◆ **TASK GOAL**
Extract each line from the entries below that has the string "title" in it.

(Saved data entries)
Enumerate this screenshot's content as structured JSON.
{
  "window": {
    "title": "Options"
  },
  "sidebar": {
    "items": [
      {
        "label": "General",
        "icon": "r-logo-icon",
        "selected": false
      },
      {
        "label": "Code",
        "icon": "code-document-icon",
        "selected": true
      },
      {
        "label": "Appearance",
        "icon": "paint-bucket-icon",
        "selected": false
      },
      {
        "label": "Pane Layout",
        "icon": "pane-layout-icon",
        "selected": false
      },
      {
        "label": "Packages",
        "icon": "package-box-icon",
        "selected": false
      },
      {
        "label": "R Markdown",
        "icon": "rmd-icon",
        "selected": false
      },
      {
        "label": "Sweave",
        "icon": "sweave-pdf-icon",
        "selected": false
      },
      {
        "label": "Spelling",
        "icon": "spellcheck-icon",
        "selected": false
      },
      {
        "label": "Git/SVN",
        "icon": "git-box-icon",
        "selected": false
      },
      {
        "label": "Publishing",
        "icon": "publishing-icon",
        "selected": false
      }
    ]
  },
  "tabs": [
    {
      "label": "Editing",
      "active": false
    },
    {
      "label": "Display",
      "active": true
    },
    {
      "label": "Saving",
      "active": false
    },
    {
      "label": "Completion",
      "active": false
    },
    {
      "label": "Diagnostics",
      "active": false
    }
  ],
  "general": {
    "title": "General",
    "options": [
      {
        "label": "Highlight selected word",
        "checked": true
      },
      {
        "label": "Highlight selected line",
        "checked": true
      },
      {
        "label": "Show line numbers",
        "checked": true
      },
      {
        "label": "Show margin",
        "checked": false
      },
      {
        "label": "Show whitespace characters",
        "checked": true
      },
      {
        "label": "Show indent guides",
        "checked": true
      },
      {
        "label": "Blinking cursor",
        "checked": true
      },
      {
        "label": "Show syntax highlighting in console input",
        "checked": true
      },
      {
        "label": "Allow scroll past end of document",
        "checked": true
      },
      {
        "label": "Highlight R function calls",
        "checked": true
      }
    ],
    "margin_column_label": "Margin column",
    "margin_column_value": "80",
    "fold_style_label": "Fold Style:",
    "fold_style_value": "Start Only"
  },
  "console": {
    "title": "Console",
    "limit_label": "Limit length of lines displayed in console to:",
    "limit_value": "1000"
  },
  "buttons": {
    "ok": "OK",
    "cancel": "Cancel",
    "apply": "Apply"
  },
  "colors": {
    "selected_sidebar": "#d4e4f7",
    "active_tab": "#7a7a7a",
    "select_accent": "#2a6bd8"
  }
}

◆ **SOLUTION FOR THIS TASK**
    "title": "Options"
    "title": "General",
    "title": "Console",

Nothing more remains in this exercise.